After I graduated college and started working I had such limited vacation time. I wasn't able to afford traveling abroad for the flight and the time alone that it would take to make it across the ocean. My brother eventually was in school in New York, and my grandparents came back to stay for a longer period of time in an apartment in Flushing. I'd make sure to visit at least once a year so that I could live a few days daily with them again, walking together to get groceries, watching my grandpa cook to show us his love for us, listening to them chat about Chinese and American news.

The last time I saw my grandpa in person, at the end of 2019, he was just about to go back to China alone, as there were responsibilities he still had there. That's when COVID hit, and afterwards nobody was really able to go in or out of China. I'm not good at keeping up not in person, and so before I knew it I had only facetimed my grandpa once or twice during COVID. I messaged him periodically to tell him thank you for the wedding gift, that I missed him with photos of me and my siblings. And as the years passed, it became harder for him to message me back or pick up calls to the point that just before my maternal grandma passed, my aunt finally told me she thought my grandpa was depressed. And when my maternal grandma passed, my dad was also showing me photos of my grandpa who had lost weight severely. The back to back grief was something I didn't know how to handle. Was it my parent's fault for not expressing concerns to us ahead of time or was it my fault for not keeping in contact? Or perhaps it wasn't anyone's fault but time, and COVID.

Right after my maternal grandma passed, my sister and I both tried to facetime my grandpa, but he was always sleeping whether we called in the morning or at night. Although my sister was able to show him my niece over the video, he wasn't as responsive as we hoped he would be about his great-grandchild. Shortly after that, my grandpa had a stroke, and my parents and my aunts and my grandma in New York applied for emergency visas to China, a lengthy and complicated ordeal granted to immediate family at the time. It took a month before my parents could reach my grandpa in the hospital, by which time it was Christmas.

I try not to think of my grandpa in his worst state because it's too hard.
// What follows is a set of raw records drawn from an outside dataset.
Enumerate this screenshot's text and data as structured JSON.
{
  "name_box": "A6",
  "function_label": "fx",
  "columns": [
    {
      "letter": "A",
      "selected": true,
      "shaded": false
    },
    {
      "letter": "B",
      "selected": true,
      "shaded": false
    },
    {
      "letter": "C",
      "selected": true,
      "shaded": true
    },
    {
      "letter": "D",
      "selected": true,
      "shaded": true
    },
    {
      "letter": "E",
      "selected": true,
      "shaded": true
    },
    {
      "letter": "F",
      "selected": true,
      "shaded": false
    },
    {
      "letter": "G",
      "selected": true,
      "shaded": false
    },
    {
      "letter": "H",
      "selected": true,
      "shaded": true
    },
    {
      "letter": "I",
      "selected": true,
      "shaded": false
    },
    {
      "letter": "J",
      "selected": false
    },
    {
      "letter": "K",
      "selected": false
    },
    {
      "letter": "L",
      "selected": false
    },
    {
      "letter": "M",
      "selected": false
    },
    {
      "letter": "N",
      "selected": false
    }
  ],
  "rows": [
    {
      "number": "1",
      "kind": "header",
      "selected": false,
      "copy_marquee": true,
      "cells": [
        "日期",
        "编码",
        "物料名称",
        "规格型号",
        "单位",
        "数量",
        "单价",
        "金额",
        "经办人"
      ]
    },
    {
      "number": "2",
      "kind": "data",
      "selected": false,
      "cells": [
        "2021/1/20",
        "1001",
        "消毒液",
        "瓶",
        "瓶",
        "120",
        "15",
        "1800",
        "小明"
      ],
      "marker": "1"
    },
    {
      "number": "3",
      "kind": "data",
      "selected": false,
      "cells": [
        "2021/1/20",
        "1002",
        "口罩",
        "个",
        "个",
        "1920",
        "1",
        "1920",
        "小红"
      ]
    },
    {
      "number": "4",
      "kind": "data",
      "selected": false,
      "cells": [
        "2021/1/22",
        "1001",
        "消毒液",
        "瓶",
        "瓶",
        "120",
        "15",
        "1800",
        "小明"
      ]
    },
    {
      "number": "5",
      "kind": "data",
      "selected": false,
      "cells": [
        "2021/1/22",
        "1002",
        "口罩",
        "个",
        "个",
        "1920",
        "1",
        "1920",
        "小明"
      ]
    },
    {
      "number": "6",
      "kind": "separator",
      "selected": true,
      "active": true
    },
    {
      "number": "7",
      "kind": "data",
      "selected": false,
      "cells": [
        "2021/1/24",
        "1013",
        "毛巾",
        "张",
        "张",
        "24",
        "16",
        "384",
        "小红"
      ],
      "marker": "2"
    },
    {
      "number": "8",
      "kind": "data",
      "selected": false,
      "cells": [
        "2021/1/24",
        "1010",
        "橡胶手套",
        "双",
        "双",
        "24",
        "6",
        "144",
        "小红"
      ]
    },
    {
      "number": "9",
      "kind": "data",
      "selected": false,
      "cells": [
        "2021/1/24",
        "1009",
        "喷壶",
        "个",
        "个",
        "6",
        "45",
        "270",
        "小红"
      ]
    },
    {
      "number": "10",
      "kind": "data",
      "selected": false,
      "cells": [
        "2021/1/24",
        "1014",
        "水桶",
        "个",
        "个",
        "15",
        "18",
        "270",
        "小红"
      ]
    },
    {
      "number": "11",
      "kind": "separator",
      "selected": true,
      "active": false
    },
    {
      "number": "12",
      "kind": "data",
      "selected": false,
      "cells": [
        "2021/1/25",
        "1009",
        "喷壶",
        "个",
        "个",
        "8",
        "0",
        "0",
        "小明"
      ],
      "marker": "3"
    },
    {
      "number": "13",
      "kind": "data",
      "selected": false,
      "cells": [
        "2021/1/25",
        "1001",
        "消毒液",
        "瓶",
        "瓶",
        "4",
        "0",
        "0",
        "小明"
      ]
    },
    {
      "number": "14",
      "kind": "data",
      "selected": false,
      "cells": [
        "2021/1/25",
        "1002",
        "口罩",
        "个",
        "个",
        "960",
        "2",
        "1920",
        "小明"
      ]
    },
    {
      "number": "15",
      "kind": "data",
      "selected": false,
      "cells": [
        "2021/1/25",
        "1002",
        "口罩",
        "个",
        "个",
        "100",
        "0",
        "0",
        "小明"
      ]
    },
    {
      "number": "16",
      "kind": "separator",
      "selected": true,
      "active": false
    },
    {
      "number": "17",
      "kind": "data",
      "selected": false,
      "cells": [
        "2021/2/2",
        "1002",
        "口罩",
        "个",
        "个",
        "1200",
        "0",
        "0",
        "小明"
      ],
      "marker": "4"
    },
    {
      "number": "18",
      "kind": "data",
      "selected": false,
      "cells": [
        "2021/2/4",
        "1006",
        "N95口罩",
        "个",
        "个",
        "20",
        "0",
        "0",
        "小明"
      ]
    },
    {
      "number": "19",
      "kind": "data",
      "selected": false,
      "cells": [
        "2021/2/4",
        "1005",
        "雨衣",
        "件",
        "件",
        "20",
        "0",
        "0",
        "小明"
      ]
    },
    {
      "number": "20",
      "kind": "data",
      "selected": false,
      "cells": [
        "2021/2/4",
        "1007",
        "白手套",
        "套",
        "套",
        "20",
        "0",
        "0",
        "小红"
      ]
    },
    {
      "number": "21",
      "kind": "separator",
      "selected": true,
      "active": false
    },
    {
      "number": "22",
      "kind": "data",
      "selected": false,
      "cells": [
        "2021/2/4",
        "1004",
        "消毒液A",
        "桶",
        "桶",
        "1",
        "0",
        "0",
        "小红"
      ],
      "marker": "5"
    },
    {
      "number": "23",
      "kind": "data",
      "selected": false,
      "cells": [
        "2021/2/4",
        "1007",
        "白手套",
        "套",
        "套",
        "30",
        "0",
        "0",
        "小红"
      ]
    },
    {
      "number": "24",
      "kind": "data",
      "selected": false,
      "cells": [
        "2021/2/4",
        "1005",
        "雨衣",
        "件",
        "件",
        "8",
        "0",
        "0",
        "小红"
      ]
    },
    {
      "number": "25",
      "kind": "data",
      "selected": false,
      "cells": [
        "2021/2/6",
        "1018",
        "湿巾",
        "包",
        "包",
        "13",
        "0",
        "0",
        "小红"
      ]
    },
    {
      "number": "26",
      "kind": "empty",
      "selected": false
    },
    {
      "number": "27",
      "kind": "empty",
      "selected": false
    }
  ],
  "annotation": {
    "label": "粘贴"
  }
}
I have so much to share about my grandpa, and his stories are only just as far as I've known him as a grandchild. I wish so much that he could have met my husband and attended my wedding he sent me money for. I wish he could meet my niece in person, see how my brother is doing.

When we lost my maternal grandma, my mom spoke of how she did her best to provide for our family, hours of working immigrant small businesses and juggling taking care of us and the black hole where all the time was lost to spend with family. I think of losing my friend in December, and how we always wish there was more time to have shared more memories together.

On lunar new year this year, I couldn't help but miss my grandpa in the hospital 8,016 miles away with my parents. I thought of all the times I received 红包 from my grandparents. I thought of walking with my grandpa, pacing myself slower to match his steps, of him telling me to slow down when I drive, pushing invisible brakes on his passenger side. I thought honestly, how I was, excuse my language, a little shit to him when I would stress him out during those driving lessons, when I was hormonal and in tears, but also full of rage in my teenage youth. I thought of the quiet wisdom from long years that radiated from my grandpa, the gentle way he would have conversations with us, and how he conveyed how much he cared. I only hope that I can pass on his character and generosity to the people around me as well, and learn to slow down and appreciate all the time that I have with my loved ones.

108 views0 comments

Recent Posts

See All


bottom of page